Krupp's dog-sled racing is at issue
Associated Press

 DETROIT -- Red Wings defenseman Uwe Krupp, suspended for failing to turn over his medical records, has filed a grievance against the club over the $12.3 million remaining on his contract.

Krupp was suspended without pay in August for failing to turn over medical records of back problems that kept him sidelined for much of last season.

Krupp, 34, whose injury has put his career in jeopardy, last month agreed to release the records but remains suspended because the Red Wings found out he may have gone dogsledding while recovering from a herniated disc injury.

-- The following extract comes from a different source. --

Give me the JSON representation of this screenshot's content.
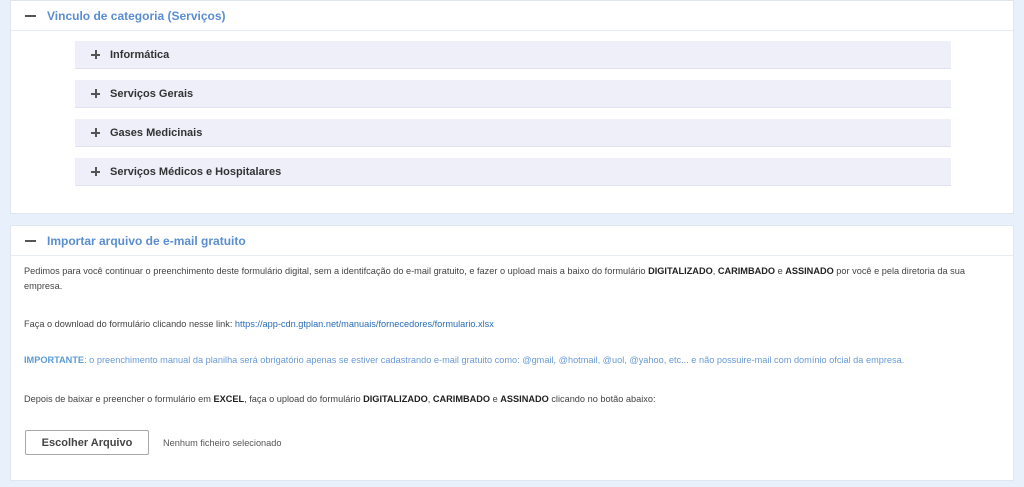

At the same time, Krupp complained the persisting pain kept him from returning to the lineup.

NHL Players Association spokesman Devin Smith did not immediately say when Krupp filed the grievance.

Red Wings general manager Ken Holland on Tuesday called the grievance expected, said the suspension was justified and suggested the player's future with the team remains clouded.

"I don't know what his medical ability to play hockey will be," Holland said. "I don't think anyone knows the answer. I don't know what his future with the Red Wings will be."

Krupp's attorney George Googasian accused the Wings of simply "trying to figure out a way out of the contract."

According to the standard NHL contract, a player cannot participate in any organized sport without written consent from his team. Holland said Krupp did not request or receive permission from the Red Wings to race sled dogs when he was injured.

Googasian said it was common knowledge in the Wings' organization that Krupp was racing sled dogs.

Krupp signed a four-year contract as a free agent in June 1998 for $16.4 million. Krupp scored three goals in 22 games last season before a herniated disc ended his season in December.

Krupp was listed as the driver in five races between Jan. 2 and Feb. 28, prompting the Red Wings to investigate whether such competitions violated terms of Krupp's contract or might have exacerbated his condition.

"He'd been doing it right along," Googasian said. The Wings "are suggesting this was a surprise to them, which it wasn't."

Grievances filed in the NHL generally are heard by an arbitrator. No hearing has been scheduled, according to a league spokesman.